An Ethiopian Muslim bride wearing a white dress and veil smiles for the camera at the door steps of the Semen Hotel. Her bridesmaids were wearing sparkling bright dress. The event was an intimate gathering of family and friends in one of the oldest hotels in Addis.
A woman dressed in white full-skirted dress and loosely woven netela and carrying a decorated walking stick coming poses for a photo on her way back from church in Gofa area, Addis Ababa.
A monk dressed in bedspread, with yellow hat and carrying picture of Virgin Mary and baby Jesus on his shoulder asks young church goers to raise their hands in prayer in Gofa Gabriel church in Addis Ababa. You can see marks of old age whcih are etched all over his face.
An art show featuring acclaimed photographer Aida Muluneh and emerging painter Emanuel Tegene opened on July 5, 2012 at the Italian Cultural Institute in Addis Ababa. Entitled “The Art of memory”, the exhibit is a collection of 16 photographs and 37 paintings, produced in different times, by the artists who are now husband and wife. Aida and Emanuel pair their creations to showcase ‘an idea of our inner self, of captured moments that resonates a connection to our surroundings, of our past and our inner truths,” they wrote the in the exhibition leaflet. While the photos captures dazzling human moments, which Aida maximizes through sense of composition, the paintings reflect of the moment with highly accomplished images and rich color. Read more…
A new Miss Ethiopia website providing all the latest official information on the upcoming Miss Ethiopia 2011 beauty pageant was launched recently.
The website, http://www.missethiopia.com.et, is the information service for anyone interested in the forthcoming Miss Ethiopia 2011.
Regular announcements of the beauty pageant details in the run up to the final day, December 30 2011 will appear on the site.
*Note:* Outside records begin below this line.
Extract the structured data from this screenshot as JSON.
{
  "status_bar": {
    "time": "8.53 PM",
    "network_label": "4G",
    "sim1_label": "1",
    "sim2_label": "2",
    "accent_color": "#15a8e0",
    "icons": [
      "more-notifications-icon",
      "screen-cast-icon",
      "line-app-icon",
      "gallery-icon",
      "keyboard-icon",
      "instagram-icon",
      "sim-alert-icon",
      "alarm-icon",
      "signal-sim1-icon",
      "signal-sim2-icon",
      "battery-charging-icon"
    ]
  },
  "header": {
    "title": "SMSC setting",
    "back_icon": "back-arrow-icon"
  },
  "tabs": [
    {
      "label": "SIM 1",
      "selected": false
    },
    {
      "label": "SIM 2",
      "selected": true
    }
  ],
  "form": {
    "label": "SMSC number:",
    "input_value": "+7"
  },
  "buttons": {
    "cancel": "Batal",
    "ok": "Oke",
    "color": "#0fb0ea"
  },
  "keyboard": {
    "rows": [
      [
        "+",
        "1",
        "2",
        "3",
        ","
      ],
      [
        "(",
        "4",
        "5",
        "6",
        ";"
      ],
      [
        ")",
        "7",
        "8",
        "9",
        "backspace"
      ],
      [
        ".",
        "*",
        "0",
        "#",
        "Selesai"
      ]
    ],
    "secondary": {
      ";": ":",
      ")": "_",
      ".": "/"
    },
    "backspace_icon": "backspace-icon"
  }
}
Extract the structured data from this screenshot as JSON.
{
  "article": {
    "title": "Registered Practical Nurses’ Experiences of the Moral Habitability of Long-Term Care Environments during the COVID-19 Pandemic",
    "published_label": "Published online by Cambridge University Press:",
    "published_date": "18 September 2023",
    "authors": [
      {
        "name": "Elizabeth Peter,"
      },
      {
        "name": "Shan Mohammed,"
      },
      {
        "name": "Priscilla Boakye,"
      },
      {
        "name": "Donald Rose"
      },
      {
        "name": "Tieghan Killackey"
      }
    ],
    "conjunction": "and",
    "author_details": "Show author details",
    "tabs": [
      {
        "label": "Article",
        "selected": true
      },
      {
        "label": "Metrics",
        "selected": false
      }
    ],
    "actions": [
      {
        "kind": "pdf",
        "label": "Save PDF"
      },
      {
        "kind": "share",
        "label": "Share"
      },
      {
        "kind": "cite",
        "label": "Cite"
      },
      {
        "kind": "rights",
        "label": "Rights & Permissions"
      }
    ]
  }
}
Photos and information on contestants, judges of 2009 and 2010 events are also included.
A century-old Ethiopian prayer book stolen decades ago was returned to Ethiopia late Wednesday after the American collector who held it agreed to the restitution.
The precious relic is a psalter written in the liturgical Geez language and illuminated with bright and colourful pictures of saints that belonged to Emperor Menelik, who ruled the country from 1889 to 1913.
Experts say it disappeared three decades ago and was only located recently by Steve Delamarter, a visiting American scholar who made contact with several collectors of Ethiopian items in the United States.
“Gerald Weiner is the largest collector of Ethiopian antiquities in north America. I went to him and said they belonged to Ethiopia,” said Steve Delamarter, professor of Old Testament at US-based George Fox University.Read full story at AFP.
One day a student in his final year came to Professor Mesfin Wolde-Mariam, who was then head of the geography department at the Addis Ababa University and told him that he has decided to quit school. This was one student that Prof. Mesfin had got to know very well. The student told him that he had already discussed the matter with the dean. “He was not that young. In fact, he was nearly my age,” recalls Prof. Mesfin. Having spent his life in trade, it was with utmost eagerness that he joined the university, Mesfin recalled. Now, he was only left with six months. His reason for quitting didn’t sound convincing to the Professor. “Opposing his decision, I argued the matter with him for three hours. Finally, I got him to change his mind,” says Mesfin. Read more…